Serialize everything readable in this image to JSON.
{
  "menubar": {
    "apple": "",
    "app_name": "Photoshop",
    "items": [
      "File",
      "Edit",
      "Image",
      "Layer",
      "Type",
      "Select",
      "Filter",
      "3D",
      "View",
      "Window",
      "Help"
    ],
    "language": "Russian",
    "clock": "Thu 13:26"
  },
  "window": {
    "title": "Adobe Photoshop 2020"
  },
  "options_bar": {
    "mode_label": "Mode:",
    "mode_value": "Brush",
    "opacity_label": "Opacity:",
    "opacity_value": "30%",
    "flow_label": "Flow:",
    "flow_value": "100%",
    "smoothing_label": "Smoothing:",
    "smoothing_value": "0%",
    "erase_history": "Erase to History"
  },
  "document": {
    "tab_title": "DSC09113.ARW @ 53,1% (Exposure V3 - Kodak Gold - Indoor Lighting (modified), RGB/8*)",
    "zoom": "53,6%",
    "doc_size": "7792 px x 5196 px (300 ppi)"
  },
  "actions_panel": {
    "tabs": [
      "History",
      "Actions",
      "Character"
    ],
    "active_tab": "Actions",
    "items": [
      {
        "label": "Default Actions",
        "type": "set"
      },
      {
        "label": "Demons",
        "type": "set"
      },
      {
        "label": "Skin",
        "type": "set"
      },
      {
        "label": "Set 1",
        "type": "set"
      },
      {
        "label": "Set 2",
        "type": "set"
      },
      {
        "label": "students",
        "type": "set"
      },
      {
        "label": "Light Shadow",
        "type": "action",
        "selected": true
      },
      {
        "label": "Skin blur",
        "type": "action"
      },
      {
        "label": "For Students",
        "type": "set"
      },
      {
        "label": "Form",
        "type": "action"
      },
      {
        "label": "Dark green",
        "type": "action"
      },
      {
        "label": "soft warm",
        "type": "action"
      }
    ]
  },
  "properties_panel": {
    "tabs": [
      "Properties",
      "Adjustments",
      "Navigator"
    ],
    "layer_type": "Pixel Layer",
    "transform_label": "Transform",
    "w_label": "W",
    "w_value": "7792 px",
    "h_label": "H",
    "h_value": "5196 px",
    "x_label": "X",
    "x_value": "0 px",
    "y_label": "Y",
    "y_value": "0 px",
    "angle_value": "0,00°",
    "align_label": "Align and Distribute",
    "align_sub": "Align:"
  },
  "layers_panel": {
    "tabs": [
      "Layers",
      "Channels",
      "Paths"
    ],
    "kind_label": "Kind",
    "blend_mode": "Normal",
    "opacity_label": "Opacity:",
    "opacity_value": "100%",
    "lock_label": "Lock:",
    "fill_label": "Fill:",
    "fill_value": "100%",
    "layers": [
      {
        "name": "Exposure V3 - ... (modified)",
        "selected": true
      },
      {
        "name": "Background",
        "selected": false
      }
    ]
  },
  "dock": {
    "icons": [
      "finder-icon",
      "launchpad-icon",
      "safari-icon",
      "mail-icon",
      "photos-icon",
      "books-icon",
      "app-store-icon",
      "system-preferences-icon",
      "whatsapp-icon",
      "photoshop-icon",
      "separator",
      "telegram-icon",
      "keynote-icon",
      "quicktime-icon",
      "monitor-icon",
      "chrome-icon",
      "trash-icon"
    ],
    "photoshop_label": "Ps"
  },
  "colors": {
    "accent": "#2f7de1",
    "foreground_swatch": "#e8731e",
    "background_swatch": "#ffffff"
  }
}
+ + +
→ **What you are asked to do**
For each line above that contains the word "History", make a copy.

→ **Task result**
    "erase_history": "Erase to History"
      "History",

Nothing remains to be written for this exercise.